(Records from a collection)

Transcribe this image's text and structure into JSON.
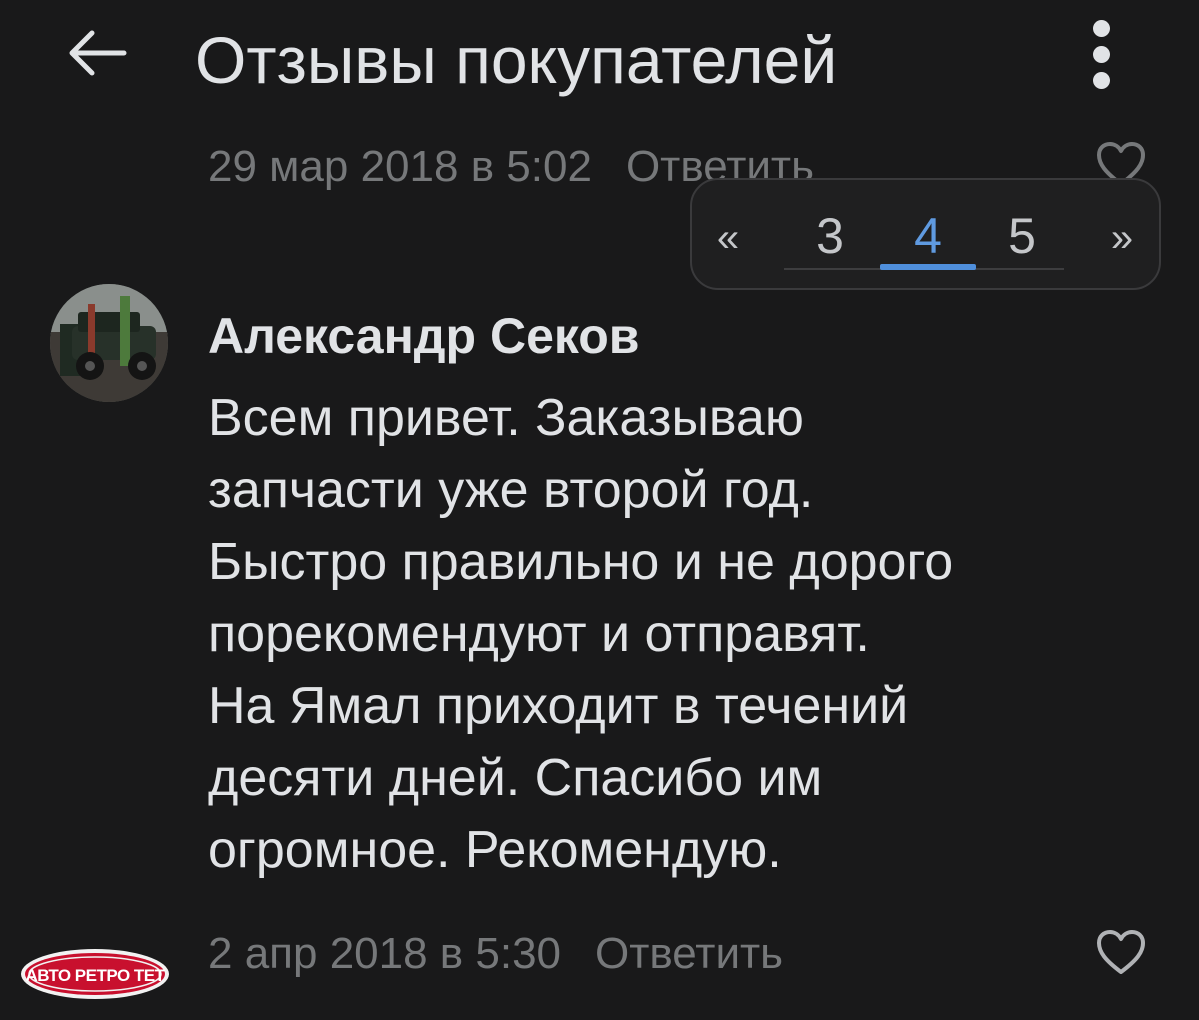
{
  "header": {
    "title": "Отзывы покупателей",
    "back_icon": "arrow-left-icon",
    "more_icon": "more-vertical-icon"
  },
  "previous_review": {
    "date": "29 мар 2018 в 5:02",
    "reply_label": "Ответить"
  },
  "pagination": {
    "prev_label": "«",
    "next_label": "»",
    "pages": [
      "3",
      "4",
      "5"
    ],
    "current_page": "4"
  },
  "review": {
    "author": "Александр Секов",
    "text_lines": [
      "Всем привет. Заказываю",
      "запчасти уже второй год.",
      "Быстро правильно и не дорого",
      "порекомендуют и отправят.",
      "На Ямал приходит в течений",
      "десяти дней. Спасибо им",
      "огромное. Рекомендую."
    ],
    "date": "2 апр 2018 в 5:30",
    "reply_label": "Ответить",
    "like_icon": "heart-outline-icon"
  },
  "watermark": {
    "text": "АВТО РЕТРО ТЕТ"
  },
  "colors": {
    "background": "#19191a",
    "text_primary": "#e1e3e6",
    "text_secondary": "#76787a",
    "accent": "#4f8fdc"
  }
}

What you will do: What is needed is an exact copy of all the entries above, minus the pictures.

Result for this task:
Transcribe this image's text and structure into JSON.
{
  "header": {
    "title": "Отзывы покупателей",
    "back_icon": "arrow-left-icon",
    "more_icon": "more-vertical-icon"
  },
  "previous_review": {
    "date": "29 мар 2018 в 5:02",
    "reply_label": "Ответить"
  },
  "pagination": {
    "prev_label": "«",
    "next_label": "»",
    "pages": [
      "3",
      "4",
      "5"
    ],
    "current_page": "4"
  },
  "review": {
    "author": "Александр Секов",
    "text_lines": [
      "Всем привет. Заказываю",
      "запчасти уже второй год.",
      "Быстро правильно и не дорого",
      "порекомендуют и отправят.",
      "На Ямал приходит в течений",
      "десяти дней. Спасибо им",
      "огромное. Рекомендую."
    ],
    "date": "2 апр 2018 в 5:30",
    "reply_label": "Ответить",
    "like_icon": "heart-outline-icon"
  },
  "watermark": {
    "text": "АВТО РЕТРО ТЕТ"
  },
  "colors": {
    "background": "#19191a",
    "text_primary": "#e1e3e6",
    "text_secondary": "#76787a",
    "accent": "#4f8fdc"
  }
}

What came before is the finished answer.